  • There are three members of a honey bee colony:
    • Queen – mother to all the bees in the colony; she is a fertile female.queen in hive
    • Worker – an infertile female that performs the labor tasks of the colony, including feed preparation, guarding the hive, feeding the queens, drones and brood, and heating and cooling the hive.
    • Drone – the male that starts out as an unfertilized egg.  Its only purpose in the colony is to mate with a virgin queen.  They live to mate with the queen, but not more than one in a thousand get the opportunity to mate.drone bee 2
  • On average, a worker bee in the summer lasts six to eight weeks.  Their most common cause of death is wearing their wings out.  During that six to eight-week period, their average honey production is 1/12 of a teaspoon.  In that short lifetime, they fly the equivalent of 1 1/2 times the circumference of the earth.
  • The peak population of a colony of honeybees is usually at mid-summer (after spring buildup) and results in 60,000 to 80,000 bees per colony.  A good, prolific queen can lay up to 3,000 eggs per day.
  • Drones fly on United Airlines.  This is a corny joke amongst beekeepers because of the way queens and drones mate.  When a queen is five to six days old, she is ready to mate.
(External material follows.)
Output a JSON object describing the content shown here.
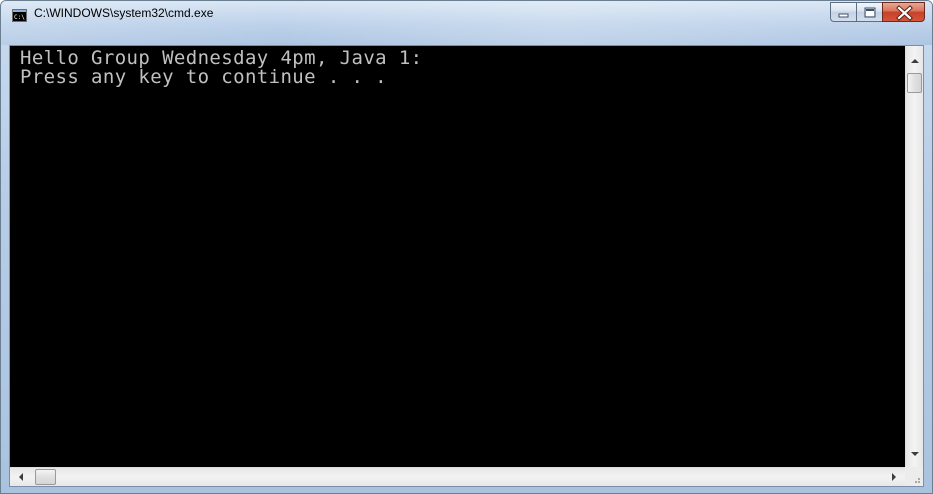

She puts out a pheromone scent to attract the males and takes off in the air.  The males from miles around smell the scent and instantly volunteer in the mating chase, which is performed in the air.

    Basic Beekeeping

  • Basic beekeeping simplified is having:
    • New, viable queensbeehive open
    • Feed (natural or artificial)
    • Good, sound equipment
    • Disease-free hives (good medication program or integrated pest management)
  • When processing honey from a beehive, a good rule of thumb is for every 60 pounds of honey produced one (1) pound of beeswax will be made (1 to 60 ratio).
  • In order to manipulate population dynamics, the timing of hive management is critical, such as the splitting of hives just prior to swarming season.  Also, feeding syrup and pollen supplement at least 21 days prior to a pollination inspection or honey flow induces the queen to lay eggs.

Psalm 25

4 Make me to know your ways, O LORD; teach me your paths.

 5 Lead me in your truth and teach me, for you are the God of my salvation; for you I wait all the day long.

6 Remember your mercy, O LORD, and your steadfast love, for they have been from of old.